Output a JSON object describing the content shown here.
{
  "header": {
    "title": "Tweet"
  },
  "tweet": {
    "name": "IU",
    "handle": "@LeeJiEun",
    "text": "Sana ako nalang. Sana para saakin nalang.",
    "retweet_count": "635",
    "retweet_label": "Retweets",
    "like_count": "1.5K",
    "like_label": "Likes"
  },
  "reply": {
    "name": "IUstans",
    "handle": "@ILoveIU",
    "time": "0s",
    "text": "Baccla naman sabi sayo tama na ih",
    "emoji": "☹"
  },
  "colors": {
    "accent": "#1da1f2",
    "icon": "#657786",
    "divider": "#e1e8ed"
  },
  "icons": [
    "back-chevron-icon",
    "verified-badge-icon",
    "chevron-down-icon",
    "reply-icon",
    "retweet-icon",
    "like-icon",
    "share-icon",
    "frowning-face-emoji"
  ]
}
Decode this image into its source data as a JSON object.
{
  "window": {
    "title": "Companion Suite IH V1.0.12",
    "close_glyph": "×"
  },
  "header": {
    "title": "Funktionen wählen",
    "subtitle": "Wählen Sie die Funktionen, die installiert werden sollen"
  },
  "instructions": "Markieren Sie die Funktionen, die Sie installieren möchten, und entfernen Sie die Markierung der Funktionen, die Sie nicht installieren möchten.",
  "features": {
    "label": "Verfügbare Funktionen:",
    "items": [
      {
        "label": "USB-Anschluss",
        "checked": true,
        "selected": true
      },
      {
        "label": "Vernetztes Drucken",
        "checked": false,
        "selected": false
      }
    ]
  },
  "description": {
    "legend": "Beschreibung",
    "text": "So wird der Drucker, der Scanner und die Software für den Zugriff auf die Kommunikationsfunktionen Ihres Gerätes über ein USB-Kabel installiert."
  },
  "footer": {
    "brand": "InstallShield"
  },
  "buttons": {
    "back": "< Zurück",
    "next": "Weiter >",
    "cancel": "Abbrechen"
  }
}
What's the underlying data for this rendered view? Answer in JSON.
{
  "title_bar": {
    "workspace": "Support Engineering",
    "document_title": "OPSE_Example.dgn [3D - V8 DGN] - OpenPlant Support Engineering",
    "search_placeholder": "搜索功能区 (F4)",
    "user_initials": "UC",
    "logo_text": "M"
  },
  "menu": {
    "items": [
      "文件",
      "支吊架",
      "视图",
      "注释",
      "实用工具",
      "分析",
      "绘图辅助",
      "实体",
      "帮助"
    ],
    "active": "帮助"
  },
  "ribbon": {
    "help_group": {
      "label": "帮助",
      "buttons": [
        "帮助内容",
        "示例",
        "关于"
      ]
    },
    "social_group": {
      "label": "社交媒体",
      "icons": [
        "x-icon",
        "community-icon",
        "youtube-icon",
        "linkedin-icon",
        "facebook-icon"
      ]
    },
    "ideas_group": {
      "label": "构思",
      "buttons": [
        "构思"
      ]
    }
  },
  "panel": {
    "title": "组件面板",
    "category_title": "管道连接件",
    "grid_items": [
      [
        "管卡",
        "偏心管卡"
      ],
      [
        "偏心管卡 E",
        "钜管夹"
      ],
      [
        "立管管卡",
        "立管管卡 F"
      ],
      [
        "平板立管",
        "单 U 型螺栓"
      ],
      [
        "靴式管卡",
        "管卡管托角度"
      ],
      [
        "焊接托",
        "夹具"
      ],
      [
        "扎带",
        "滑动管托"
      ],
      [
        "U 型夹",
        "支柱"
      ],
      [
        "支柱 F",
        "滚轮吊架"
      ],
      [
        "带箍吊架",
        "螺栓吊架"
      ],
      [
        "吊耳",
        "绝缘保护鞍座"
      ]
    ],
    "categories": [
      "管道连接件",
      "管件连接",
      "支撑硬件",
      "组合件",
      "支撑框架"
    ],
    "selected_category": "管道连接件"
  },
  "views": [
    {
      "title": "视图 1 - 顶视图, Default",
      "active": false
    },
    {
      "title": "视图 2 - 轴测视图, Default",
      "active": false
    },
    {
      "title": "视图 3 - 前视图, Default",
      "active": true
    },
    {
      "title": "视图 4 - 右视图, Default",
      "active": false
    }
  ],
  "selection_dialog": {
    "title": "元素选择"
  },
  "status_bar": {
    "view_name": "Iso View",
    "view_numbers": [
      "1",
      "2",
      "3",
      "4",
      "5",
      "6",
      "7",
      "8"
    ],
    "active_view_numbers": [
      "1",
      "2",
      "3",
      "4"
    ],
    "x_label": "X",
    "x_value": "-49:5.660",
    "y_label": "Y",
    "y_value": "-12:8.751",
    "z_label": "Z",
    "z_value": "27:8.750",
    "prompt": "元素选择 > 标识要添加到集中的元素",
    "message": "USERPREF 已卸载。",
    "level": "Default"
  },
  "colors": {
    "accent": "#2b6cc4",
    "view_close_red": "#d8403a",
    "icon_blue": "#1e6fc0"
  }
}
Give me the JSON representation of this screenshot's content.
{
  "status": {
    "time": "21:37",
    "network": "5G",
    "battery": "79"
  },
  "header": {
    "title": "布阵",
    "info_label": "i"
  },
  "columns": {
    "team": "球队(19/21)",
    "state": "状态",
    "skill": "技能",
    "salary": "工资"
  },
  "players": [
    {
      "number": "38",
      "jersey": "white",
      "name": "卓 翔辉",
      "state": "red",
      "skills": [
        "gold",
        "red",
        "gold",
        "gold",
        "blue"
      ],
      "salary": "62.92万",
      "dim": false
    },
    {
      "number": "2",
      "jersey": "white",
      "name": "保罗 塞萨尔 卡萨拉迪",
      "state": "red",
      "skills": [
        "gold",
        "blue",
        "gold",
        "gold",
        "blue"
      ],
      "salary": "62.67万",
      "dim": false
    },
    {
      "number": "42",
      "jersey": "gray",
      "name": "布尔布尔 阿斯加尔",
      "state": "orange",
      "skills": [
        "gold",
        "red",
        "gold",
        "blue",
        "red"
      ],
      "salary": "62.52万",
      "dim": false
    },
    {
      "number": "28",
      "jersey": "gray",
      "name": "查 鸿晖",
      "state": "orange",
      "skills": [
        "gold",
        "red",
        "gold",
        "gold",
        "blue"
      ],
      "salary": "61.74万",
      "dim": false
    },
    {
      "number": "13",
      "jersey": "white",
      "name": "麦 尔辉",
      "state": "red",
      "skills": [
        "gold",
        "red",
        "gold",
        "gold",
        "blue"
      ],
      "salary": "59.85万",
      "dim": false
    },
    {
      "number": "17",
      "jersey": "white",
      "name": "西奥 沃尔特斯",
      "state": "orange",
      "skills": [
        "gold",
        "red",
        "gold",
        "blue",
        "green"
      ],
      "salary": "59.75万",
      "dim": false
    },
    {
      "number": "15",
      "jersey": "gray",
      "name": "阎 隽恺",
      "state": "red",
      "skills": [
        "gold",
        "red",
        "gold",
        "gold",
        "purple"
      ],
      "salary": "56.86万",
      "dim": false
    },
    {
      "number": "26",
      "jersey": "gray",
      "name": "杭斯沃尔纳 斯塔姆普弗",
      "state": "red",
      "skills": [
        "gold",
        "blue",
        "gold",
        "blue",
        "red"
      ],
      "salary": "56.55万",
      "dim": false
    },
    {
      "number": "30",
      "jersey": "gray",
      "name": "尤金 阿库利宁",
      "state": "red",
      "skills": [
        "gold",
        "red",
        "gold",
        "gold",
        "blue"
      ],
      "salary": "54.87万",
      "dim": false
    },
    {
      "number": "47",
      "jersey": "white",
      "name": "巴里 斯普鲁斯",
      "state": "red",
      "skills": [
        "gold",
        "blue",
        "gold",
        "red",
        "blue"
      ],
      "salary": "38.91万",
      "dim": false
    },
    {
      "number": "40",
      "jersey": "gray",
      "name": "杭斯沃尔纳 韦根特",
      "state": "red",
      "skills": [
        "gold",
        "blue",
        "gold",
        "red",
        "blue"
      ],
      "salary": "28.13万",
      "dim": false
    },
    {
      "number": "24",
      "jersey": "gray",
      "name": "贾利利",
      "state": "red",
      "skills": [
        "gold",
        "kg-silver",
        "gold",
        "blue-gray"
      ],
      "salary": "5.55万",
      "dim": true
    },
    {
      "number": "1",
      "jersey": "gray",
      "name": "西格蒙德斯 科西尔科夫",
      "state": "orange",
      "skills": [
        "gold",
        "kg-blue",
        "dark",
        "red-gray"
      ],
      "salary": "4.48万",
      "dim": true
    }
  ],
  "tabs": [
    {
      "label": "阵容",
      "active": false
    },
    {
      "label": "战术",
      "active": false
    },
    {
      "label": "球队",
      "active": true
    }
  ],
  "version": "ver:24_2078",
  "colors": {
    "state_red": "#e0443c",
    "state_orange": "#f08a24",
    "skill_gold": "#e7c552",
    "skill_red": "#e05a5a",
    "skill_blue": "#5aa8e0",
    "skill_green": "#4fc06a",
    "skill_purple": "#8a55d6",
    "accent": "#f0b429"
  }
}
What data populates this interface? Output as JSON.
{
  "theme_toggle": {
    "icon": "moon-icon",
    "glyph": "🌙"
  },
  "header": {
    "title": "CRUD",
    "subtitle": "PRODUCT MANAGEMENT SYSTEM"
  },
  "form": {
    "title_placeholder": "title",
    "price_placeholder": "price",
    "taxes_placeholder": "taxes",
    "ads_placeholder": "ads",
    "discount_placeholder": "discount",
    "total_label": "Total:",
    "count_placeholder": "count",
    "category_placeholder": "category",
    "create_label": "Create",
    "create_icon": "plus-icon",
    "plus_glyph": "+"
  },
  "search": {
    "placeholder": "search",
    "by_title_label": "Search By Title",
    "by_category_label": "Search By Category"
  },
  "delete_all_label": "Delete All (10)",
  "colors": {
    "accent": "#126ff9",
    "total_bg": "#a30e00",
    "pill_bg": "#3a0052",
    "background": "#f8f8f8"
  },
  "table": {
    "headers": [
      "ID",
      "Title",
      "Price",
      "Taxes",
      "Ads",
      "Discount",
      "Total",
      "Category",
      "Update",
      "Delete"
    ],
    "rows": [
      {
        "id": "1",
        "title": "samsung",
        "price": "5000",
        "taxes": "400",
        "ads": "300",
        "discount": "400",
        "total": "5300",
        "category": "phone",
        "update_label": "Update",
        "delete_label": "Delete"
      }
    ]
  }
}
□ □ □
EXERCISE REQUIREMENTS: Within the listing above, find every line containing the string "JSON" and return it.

RESPONSE TO THE TASK:
Output a JSON object describing the content shown here.
Decode this image into its source data as a JSON object.
What's the underlying data for this rendered view? Answer in JSON.
Give me the JSON representation of this screenshot's content.
What data populates this interface? Output as JSON.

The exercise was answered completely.